◆ What you should do
Each record is to be given again without alteration.

◆ Provided records
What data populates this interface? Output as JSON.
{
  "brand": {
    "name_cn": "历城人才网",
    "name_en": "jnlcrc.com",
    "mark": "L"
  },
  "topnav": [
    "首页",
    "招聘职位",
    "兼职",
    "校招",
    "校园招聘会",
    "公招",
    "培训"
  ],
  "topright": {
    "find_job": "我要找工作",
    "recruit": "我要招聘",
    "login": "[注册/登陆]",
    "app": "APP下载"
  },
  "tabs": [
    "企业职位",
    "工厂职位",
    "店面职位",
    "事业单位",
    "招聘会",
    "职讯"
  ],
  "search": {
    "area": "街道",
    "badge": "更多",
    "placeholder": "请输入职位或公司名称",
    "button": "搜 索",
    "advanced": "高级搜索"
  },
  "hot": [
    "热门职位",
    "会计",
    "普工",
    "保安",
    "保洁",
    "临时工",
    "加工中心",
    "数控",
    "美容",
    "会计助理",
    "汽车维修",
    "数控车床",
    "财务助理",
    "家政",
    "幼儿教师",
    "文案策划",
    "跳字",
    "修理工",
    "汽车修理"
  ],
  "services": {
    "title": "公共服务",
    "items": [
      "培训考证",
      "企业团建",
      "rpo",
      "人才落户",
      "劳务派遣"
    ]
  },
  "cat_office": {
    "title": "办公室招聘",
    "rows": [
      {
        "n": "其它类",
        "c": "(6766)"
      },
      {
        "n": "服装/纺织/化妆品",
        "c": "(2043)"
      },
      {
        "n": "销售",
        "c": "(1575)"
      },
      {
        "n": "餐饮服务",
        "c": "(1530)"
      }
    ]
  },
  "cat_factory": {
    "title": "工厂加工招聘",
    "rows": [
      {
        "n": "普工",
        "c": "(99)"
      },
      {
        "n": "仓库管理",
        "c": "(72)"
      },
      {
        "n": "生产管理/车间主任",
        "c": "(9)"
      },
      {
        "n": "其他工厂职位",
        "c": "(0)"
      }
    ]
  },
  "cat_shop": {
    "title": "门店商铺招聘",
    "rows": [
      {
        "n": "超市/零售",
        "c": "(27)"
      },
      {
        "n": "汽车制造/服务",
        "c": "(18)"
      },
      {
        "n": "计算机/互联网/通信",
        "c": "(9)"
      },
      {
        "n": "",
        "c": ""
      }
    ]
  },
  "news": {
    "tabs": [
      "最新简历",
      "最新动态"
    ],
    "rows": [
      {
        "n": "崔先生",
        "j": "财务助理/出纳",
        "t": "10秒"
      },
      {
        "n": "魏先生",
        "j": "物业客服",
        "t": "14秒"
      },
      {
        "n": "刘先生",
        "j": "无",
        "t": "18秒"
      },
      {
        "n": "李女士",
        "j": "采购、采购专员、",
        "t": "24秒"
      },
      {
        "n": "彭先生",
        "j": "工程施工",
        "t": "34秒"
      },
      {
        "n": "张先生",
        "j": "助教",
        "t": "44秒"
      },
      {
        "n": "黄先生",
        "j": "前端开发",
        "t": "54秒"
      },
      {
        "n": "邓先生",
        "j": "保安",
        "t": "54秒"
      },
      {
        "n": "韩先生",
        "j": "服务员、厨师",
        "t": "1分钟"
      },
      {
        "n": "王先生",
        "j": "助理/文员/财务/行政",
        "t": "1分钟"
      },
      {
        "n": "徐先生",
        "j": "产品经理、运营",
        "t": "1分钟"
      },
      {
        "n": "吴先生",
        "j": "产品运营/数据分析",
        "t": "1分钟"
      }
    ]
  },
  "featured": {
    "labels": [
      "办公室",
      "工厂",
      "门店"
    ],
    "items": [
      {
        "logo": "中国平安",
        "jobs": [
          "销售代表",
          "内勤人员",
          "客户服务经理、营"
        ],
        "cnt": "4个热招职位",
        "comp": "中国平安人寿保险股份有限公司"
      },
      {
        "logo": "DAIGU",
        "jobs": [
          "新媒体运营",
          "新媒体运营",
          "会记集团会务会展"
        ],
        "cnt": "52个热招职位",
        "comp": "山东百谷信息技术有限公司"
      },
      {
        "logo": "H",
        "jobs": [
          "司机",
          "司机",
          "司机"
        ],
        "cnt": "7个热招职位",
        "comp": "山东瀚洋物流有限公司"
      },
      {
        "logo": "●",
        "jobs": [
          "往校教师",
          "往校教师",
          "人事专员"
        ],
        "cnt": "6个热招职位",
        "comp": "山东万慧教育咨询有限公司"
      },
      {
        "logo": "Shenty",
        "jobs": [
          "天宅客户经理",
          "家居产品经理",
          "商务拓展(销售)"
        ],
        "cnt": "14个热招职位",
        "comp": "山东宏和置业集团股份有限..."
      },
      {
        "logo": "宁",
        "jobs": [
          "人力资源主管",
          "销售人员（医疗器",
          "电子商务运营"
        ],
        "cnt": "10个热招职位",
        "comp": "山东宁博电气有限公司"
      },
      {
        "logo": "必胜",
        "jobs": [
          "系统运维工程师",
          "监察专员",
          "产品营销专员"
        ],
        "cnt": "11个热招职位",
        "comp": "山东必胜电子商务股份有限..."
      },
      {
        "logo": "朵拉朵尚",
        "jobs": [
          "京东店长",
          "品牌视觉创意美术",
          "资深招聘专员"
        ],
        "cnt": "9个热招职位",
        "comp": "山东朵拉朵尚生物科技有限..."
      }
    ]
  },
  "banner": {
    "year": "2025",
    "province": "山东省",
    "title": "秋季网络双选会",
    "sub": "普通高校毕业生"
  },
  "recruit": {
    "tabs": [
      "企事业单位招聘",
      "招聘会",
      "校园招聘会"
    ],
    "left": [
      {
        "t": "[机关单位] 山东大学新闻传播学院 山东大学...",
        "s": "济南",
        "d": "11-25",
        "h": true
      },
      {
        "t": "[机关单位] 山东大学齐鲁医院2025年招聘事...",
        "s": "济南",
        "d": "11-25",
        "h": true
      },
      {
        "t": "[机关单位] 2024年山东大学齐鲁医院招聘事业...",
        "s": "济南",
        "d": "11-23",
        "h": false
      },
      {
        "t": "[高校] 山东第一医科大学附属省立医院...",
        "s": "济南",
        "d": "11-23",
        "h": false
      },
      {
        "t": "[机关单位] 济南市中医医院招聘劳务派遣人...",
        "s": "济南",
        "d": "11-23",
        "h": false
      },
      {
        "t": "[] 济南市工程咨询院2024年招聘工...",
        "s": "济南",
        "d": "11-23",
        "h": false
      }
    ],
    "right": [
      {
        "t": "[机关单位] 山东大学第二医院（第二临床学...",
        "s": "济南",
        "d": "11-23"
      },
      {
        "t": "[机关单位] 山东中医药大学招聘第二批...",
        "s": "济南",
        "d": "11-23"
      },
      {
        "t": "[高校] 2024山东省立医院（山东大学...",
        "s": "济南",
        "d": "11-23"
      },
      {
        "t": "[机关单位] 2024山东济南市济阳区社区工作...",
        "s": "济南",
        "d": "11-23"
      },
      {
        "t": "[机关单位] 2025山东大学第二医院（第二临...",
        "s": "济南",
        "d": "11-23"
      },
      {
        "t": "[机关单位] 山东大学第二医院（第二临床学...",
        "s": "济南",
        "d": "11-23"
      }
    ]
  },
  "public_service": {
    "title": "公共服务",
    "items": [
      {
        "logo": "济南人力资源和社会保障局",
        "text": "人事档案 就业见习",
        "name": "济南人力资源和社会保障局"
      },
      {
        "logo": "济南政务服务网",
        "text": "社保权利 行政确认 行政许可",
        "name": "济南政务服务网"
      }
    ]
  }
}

◆ Expected answer
What data populates this interface? Output as JSON.
{
  "brand": {
    "name_cn": "历城人才网",
    "name_en": "jnlcrc.com",
    "mark": "L"
  },
  "topnav": [
    "首页",
    "招聘职位",
    "兼职",
    "校招",
    "校园招聘会",
    "公招",
    "培训"
  ],
  "topright": {
    "find_job": "我要找工作",
    "recruit": "我要招聘",
    "login": "[注册/登陆]",
    "app": "APP下载"
  },
  "tabs": [
    "企业职位",
    "工厂职位",
    "店面职位",
    "事业单位",
    "招聘会",
    "职讯"
  ],
  "search": {
    "area": "街道",
    "badge": "更多",
    "placeholder": "请输入职位或公司名称",
    "button": "搜 索",
    "advanced": "高级搜索"
  },
  "hot": [
    "热门职位",
    "会计",
    "普工",
    "保安",
    "保洁",
    "临时工",
    "加工中心",
    "数控",
    "美容",
    "会计助理",
    "汽车维修",
    "数控车床",
    "财务助理",
    "家政",
    "幼儿教师",
    "文案策划",
    "跳字",
    "修理工",
    "汽车修理"
  ],
  "services": {
    "title": "公共服务",
    "items": [
      "培训考证",
      "企业团建",
      "rpo",
      "人才落户",
      "劳务派遣"
    ]
  },
  "cat_office": {
    "title": "办公室招聘",
    "rows": [
      {
        "n": "其它类",
        "c": "(6766)"
      },
      {
        "n": "服装/纺织/化妆品",
        "c": "(2043)"
      },
      {
        "n": "销售",
        "c": "(1575)"
      },
      {
        "n": "餐饮服务",
        "c": "(1530)"
      }
    ]
  },
  "cat_factory": {
    "title": "工厂加工招聘",
    "rows": [
      {
        "n": "普工",
        "c": "(99)"
      },
      {
        "n": "仓库管理",
        "c": "(72)"
      },
      {
        "n": "生产管理/车间主任",
        "c": "(9)"
      },
      {
        "n": "其他工厂职位",
        "c": "(0)"
      }
    ]
  },
  "cat_shop": {
    "title": "门店商铺招聘",
    "rows": [
      {
        "n": "超市/零售",
        "c": "(27)"
      },
      {
        "n": "汽车制造/服务",
        "c": "(18)"
      },
      {
        "n": "计算机/互联网/通信",
        "c": "(9)"
      },
      {
        "n": "",
        "c": ""
      }
    ]
  },
  "news": {
    "tabs": [
      "最新简历",
      "最新动态"
    ],
    "rows": [
      {
        "n": "崔先生",
        "j": "财务助理/出纳",
        "t": "10秒"
      },
      {
        "n": "魏先生",
        "j": "物业客服",
        "t": "14秒"
      },
      {
        "n": "刘先生",
        "j": "无",
        "t": "18秒"
      },
      {
        "n": "李女士",
        "j": "采购、采购专员、",
        "t": "24秒"
      },
      {
        "n": "彭先生",
        "j": "工程施工",
        "t": "34秒"
      },
      {
        "n": "张先生",
        "j": "助教",
        "t": "44秒"
      },
      {
        "n": "黄先生",
        "j": "前端开发",
        "t": "54秒"
      },
      {
        "n": "邓先生",
        "j": "保安",
        "t": "54秒"
      },
      {
        "n": "韩先生",
        "j": "服务员、厨师",
        "t": "1分钟"
      },
      {
        "n": "王先生",
        "j": "助理/文员/财务/行政",
        "t": "1分钟"
      },
      {
        "n": "徐先生",
        "j": "产品经理、运营",
        "t": "1分钟"
      },
      {
        "n": "吴先生",
        "j": "产品运营/数据分析",
        "t": "1分钟"
      }
    ]
  },
  "featured": {
    "labels": [
      "办公室",
      "工厂",
      "门店"
    ],
    "items": [
      {
        "logo": "中国平安",
        "jobs": [
          "销售代表",
          "内勤人员",
          "客户服务经理、营"
        ],
        "cnt": "4个热招职位",
        "comp": "中国平安人寿保险股份有限公司"
      },
      {
        "logo": "DAIGU",
        "jobs": [
          "新媒体运营",
          "新媒体运营",
          "会记集团会务会展"
        ],
        "cnt": "52个热招职位",
        "comp": "山东百谷信息技术有限公司"
      },
      {
        "logo": "H",
        "jobs": [
          "司机",
          "司机",
          "司机"
        ],
        "cnt": "7个热招职位",
        "comp": "山东瀚洋物流有限公司"
      },
      {
        "logo": "●",
        "jobs": [
          "往校教师",
          "往校教师",
          "人事专员"
        ],
        "cnt": "6个热招职位",
        "comp": "山东万慧教育咨询有限公司"
      },
      {
        "logo": "Shenty",
        "jobs": [
          "天宅客户经理",
          "家居产品经理",
          "商务拓展(销售)"
        ],
        "cnt": "14个热招职位",
        "comp": "山东宏和置业集团股份有限..."
      },
      {
        "logo": "宁",
        "jobs": [
          "人力资源主管",
          "销售人员（医疗器",
          "电子商务运营"
        ],
        "cnt": "10个热招职位",
        "comp": "山东宁博电气有限公司"
      },
      {
        "logo": "必胜",
        "jobs": [
          "系统运维工程师",
          "监察专员",
          "产品营销专员"
        ],
        "cnt": "11个热招职位",
        "comp": "山东必胜电子商务股份有限..."
      },
      {
        "logo": "朵拉朵尚",
        "jobs": [
          "京东店长",
          "品牌视觉创意美术",
          "资深招聘专员"
        ],
        "cnt": "9个热招职位",
        "comp": "山东朵拉朵尚生物科技有限..."
      }
    ]
  },
  "banner": {
    "year": "2025",
    "province": "山东省",
    "title": "秋季网络双选会",
    "sub": "普通高校毕业生"
  },
  "recruit": {
    "tabs": [
      "企事业单位招聘",
      "招聘会",
      "校园招聘会"
    ],
    "left": [
      {
        "t": "[机关单位] 山东大学新闻传播学院 山东大学...",
        "s": "济南",
        "d": "11-25",
        "h": true
      },
      {
        "t": "[机关单位] 山东大学齐鲁医院2025年招聘事...",
        "s": "济南",
        "d": "11-25",
        "h": true
      },
      {
        "t": "[机关单位] 2024年山东大学齐鲁医院招聘事业...",
        "s": "济南",
        "d": "11-23",
        "h": false
      },
      {
        "t": "[高校] 山东第一医科大学附属省立医院...",
        "s": "济南",
        "d": "11-23",
        "h": false
      },
      {
        "t": "[机关单位] 济南市中医医院招聘劳务派遣人...",
        "s": "济南",
        "d": "11-23",
        "h": false
      },
      {
        "t": "[] 济南市工程咨询院2024年招聘工...",
        "s": "济南",
        "d": "11-23",
        "h": false
      }
    ],
    "right": [
      {
        "t": "[机关单位] 山东大学第二医院（第二临床学...",
        "s": "济南",
        "d": "11-23"
      },
      {
        "t": "[机关单位] 山东中医药大学招聘第二批...",
        "s": "济南",
        "d": "11-23"
      },
      {
        "t": "[高校] 2024山东省立医院（山东大学...",
        "s": "济南",
        "d": "11-23"
      },
      {
        "t": "[机关单位] 2024山东济南市济阳区社区工作...",
        "s": "济南",
        "d": "11-23"
      },
      {
        "t": "[机关单位] 2025山东大学第二医院（第二临...",
        "s": "济南",
        "d": "11-23"
      },
      {
        "t": "[机关单位] 山东大学第二医院（第二临床学...",
        "s": "济南",
        "d": "11-23"
      }
    ]
  },
  "public_service": {
    "title": "公共服务",
    "items": [
      {
        "logo": "济南人力资源和社会保障局",
        "text": "人事档案 就业见习",
        "name": "济南人力资源和社会保障局"
      },
      {
        "logo": "济南政务服务网",
        "text": "社保权利 行政确认 行政许可",
        "name": "济南政务服务网"
      }
    ]
  }
}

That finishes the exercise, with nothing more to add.